Yes or No, and More or Less

Firstly, the articles I think you should read instead of this one:

  • The Economist's editorial in support of the union.
  • AA Gill's cry for independence. (Behind a paywall, sorry.)
  • Mikey Macintosh's assessment of the campaigns and alternative vision for the future - the best thing I have read from a Christian perspective and deserving of any thoughtful Christian's time.
  • Phil Moore gives us a bit of history and three things to remember when praying for Scotland.

For my own thoughts – well, where to start with something as large as a nation’s destiny and as small as nationalism?

Much of what I’ve observed in this debate has frustrated me, as both sides have made poor arguments (Of course Scotland can exist by itself as a country - there are many much smaller and poorer which do. Of course Scotland cannot default on a shared burden of debt if it is ever to be taken seriously by the rest of the world and its bankers.) I think that the Yes campaign has often been deceitful, and Better Together has often missed the point by failing to explain what the union has been and can be in terms other than economics (Tom Holland does a good job of that).

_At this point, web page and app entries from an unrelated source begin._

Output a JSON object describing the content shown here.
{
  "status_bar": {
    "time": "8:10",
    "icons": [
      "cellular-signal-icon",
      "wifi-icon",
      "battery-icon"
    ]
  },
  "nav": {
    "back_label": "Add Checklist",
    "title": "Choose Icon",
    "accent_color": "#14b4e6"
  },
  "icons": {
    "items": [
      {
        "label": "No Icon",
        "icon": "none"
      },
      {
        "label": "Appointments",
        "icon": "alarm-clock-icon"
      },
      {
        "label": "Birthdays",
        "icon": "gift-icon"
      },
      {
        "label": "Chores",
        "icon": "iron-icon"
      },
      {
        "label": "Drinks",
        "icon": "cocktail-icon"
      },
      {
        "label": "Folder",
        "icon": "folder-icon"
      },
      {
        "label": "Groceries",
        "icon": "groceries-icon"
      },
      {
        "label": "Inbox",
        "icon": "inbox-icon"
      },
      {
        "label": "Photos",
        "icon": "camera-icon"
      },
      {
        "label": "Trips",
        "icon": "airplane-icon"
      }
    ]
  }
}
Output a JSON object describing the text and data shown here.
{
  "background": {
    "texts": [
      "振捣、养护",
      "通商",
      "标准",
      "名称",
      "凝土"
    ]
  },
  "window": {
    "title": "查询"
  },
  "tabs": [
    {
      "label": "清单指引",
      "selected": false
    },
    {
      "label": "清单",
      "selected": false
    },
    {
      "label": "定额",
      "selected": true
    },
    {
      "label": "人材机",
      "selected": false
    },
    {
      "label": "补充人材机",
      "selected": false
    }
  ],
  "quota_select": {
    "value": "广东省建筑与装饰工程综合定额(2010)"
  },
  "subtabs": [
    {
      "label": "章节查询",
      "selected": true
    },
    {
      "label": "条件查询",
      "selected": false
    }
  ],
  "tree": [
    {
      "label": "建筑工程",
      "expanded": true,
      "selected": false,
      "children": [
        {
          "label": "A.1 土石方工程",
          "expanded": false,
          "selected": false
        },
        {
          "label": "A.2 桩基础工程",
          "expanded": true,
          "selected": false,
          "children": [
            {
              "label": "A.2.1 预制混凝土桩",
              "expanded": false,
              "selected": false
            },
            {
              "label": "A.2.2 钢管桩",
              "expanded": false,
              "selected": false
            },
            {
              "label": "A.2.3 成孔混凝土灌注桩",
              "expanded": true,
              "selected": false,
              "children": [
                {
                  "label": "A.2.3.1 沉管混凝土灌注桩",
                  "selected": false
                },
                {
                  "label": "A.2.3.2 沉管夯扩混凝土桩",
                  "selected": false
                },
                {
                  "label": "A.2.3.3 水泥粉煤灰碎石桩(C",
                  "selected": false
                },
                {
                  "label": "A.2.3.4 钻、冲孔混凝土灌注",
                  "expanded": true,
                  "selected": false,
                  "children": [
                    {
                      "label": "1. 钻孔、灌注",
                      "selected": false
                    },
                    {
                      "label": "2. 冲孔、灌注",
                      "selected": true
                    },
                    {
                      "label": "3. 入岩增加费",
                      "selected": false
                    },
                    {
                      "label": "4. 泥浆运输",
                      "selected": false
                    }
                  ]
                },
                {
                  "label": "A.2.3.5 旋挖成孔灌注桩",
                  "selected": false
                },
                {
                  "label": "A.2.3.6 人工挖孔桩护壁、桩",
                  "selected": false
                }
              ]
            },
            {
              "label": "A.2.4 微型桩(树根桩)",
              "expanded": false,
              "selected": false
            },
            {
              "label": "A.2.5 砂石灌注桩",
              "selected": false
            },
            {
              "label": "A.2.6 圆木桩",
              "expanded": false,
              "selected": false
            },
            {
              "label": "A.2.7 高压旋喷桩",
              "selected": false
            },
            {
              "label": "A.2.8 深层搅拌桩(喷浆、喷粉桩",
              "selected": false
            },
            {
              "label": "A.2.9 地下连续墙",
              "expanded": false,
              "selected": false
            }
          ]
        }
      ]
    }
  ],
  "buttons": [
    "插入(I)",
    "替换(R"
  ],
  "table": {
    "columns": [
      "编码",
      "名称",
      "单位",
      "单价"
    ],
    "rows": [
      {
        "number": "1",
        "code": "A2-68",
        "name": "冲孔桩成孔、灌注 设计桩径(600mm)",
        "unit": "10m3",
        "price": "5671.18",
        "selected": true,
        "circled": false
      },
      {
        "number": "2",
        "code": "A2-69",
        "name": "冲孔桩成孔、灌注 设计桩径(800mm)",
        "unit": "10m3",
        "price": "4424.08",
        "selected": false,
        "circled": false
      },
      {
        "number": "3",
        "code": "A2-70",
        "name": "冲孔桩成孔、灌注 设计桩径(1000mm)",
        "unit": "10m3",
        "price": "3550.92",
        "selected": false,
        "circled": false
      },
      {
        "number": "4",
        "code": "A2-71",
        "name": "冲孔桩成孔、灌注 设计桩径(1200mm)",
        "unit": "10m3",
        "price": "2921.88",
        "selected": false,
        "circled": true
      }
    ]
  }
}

What has troubled me most is the divisiveness that the independence campaign has been built upon. The referendum gives Scots the opportunity to define themselves by division (however anachronistic they might want to declare the union to be). It’s ironic, from this perspective, that Yes campaigners present Scotland as diminished and limited by the union when in fact the opposite has been true. It is to Better Together’s discredit that they haven't told this story more effectively: that so much of what is great about Scotland has been revealed in and by the union, what Scotland has given and what it has received. I fear for anyone - and any nation - who cannot see that they need others. Humility and interdependence are marks of wisdom and greatness, and they are usually rejected by nationalism.

On a personal level, independence for Scotland will force me to define myself incorrectly, should I need to describe my nationality. "British" will no longer be an answer. But like so many in these islands, I am a happy mongrel, my mixed blood hailing from Ireland, England, Scotland, Cornwall, and Lithuania. No single one of those terms is sufficient, whereas "British" contains a breadth of possibilities wider even than my needs. Not only does it have space for me, but there is room for many others whose stories are different to mine. This, again, is the price of division: Scotland's citizens will be able to reduce how they and those who live among them can be understood, they can cut themselves off from the peoples they have mixed so well with.

Among all this, and the much more that has been written and shouted, how does a Christian vote?


I don't think there's an argument that can be made one way or the other that is decisive for a Christian. I’ve heard someone suggest that the unity/diversity/equality of the Trinity is echoed by the union. A less persuasive case is that the scattering of the nations at Babel (Genesis 11:9) is best obeyed by the United Kingdom fracturing. Some Christians up here are suggesting that they could have more influence on Holyrood than Christians presently do at Westminster but I’m not convinced that this is would be the case, especially with the currently-unique growth of church size and influence in London.

Most importantly, as a Christian I am a foreigner wherever I live on the earth as it presently is. I may be about to feel that more acutely, but the Bible describes me as a “stranger and exile” (1 Peter 2:11) until Jesus returns, and instructs me that my “citizenship is in heaven” (Philippians 3:20). My loyalty is not to any land or lord, but to the Jesus Christ the Lord of all, and He is where all my hope is too. Furthermore, He has instructed His follows to share the news of this great hope with everyone, so a passage from the Bible which closely links this command with day-to-day politics has been shaping my thinking and praying:

“First of all, then, I urge that supplications, prayers, intercessions, and thanksgivings be made for all people, for kings and all who are in high positions, that we may lead a peaceful and quiet life, godly and dignified in every way. This is good, and it is pleasing in the sight of God our Saviour, who desires all people to be saved and to come to the knowledge of the truth.” (1 Timothy 2:1-5)

So that’s what I hope for: whatever brings about this peace that benefits the advance of the gospel. I cannot know which option will, so I pray and vote with faith that God will work whatever happens to His advantage.